    The ultimate, long term solution to the pension problem is to re-open the pension and union contracts. We must move toward defined contribution plans which provide retirement funds but eliminate the financial risk to the taxpayer.

    The idea of a town wide fundraiser to cover the pension fund shortfalls has merit, but the issue that the BOF had to deal with this year was how to fund the higher pension outflows. The town of Westport will have a similar problem in the years ahead.

  6. A modest thought. Let the community discuss and clearly define what we want from our school system in terms of measurable goals.

    My first question would be … what are the educational goals and expectations of the parents and students? The second is, what are the differences, if any, from the rest of the community?

    For example, what would be a major school goal and how would you measure it?

    How does one measure if the Staples Mission Statement is achieved and how much does it cost? The Staples Mission Statement reads: We are a community of learners engaged in a quest for academic excellence and committed to civic and social responsibility. We are unwavering in our belief that we must act with integrity and treat each other with respect.

    I believe that the prime goal of many parents and students is to get accepted in a college of their choice. And this goal can be measured.

    Then we can determine the cost of achieving specific goals, and decide if we want to pay that price, and its affect on liabilities from previous decisions.

    I find most discussions are about process rather than defining and achieving clear and measurable results that benefit the users of those services.

    Interestingly in our system of town governance, many governing bodies have the authority to determine policy and budgets. As a result, it is difficult to assess accountability. Who is at fault if the agreed-upon goals are not reached?

  7. Jim Goodrich

    Charlie,
    Thanks for the information. I tried to reach you yesterday and fact check but could not make the connection. Thirty is bit heftier than three and represents about $3,000 per household. If Westporters want to try and reduce the exposure it can still make a meaningful difference. And thanks to you, Ed and Avi for your support of the schools.

  8. The Innocent Bystander

    It appears that the 3 million dollar elephant in the room just got ten times bigger if the above statements are correct. Two things stuck me curious on this blog discussion: (1) Is the primary goal of our educational system just to get our kids in the college of their choice? As a product of such misdirected expectations, I find
    this to be worrisome in a world where a $250,000 education may bring a minimum wage job and (2) I am impressed that there seems to be a consensus that we need to deal with these financial problems locally via fundraisers of various nature. To me, such is the American way instead of running to Hartford or Washington for a handout or worse yet,just whining about it.

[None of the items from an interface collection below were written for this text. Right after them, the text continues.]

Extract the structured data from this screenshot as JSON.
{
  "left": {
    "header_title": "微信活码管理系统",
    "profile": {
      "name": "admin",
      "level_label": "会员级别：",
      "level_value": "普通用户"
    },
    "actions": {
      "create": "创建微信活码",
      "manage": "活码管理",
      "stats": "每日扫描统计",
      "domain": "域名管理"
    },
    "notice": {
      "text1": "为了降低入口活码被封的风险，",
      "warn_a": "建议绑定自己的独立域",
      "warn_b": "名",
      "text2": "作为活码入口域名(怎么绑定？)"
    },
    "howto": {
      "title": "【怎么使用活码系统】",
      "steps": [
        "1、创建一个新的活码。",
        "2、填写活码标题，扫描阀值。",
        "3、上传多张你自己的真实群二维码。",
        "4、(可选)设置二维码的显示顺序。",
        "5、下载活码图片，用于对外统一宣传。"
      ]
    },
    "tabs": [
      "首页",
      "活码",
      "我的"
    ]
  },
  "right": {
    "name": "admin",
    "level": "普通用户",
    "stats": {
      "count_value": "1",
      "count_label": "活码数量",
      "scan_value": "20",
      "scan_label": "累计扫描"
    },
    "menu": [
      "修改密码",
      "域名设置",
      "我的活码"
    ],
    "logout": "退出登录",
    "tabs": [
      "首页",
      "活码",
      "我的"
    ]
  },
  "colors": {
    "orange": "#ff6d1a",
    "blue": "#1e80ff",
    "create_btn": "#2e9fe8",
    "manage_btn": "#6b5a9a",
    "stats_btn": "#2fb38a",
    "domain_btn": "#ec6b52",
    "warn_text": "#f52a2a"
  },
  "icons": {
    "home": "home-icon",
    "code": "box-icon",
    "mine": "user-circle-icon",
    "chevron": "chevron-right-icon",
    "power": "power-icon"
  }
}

  9. Mr. Goodrich implies that people move to Westport for two reasons: (1) the school system and (2) low taxes compared to neighboring towns. Now if taxes were “equalized” among all the neighboring towns with good school systems, people could pick anyone of those towns and be satisfied that their children would get a comparable education. Instead, they move to Westport, which has the added advantage of lower taxes. That, for them, also means higher home prices and, most likely, bigger mortgages with larger monthly payments. And that’s one reason why residents want to keep their taxes low.

    To the list of solutions that he has suggested, would Mr. Goodrich add another? Like following the Parks and Recs model: Core functions (such as using the beaches and parks) are free; additional functions (golf, tennis, pool, skate-boarding) are fee-based, but no one is ever turned away based on inability to pay

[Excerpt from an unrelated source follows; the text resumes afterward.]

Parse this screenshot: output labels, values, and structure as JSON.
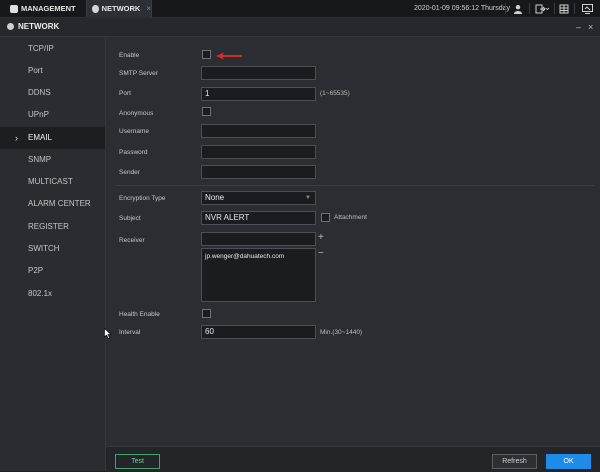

  10. When Jim referred to other communities, he likely included Westchester with its out-of-control taxes. Westport’s property tax rate is higher than Greenwich, Darien, and New Canaan. Note that this often depends upon when the properties were revalued. Thank you Mr. Haberstroh for helping make sense of the pension predicament we’re in.

    Greenwich 8.316
    Darien 11.37
    New Canaan 13.351
    Westport 14.41
    Wilton 19.58
    Weston 23.61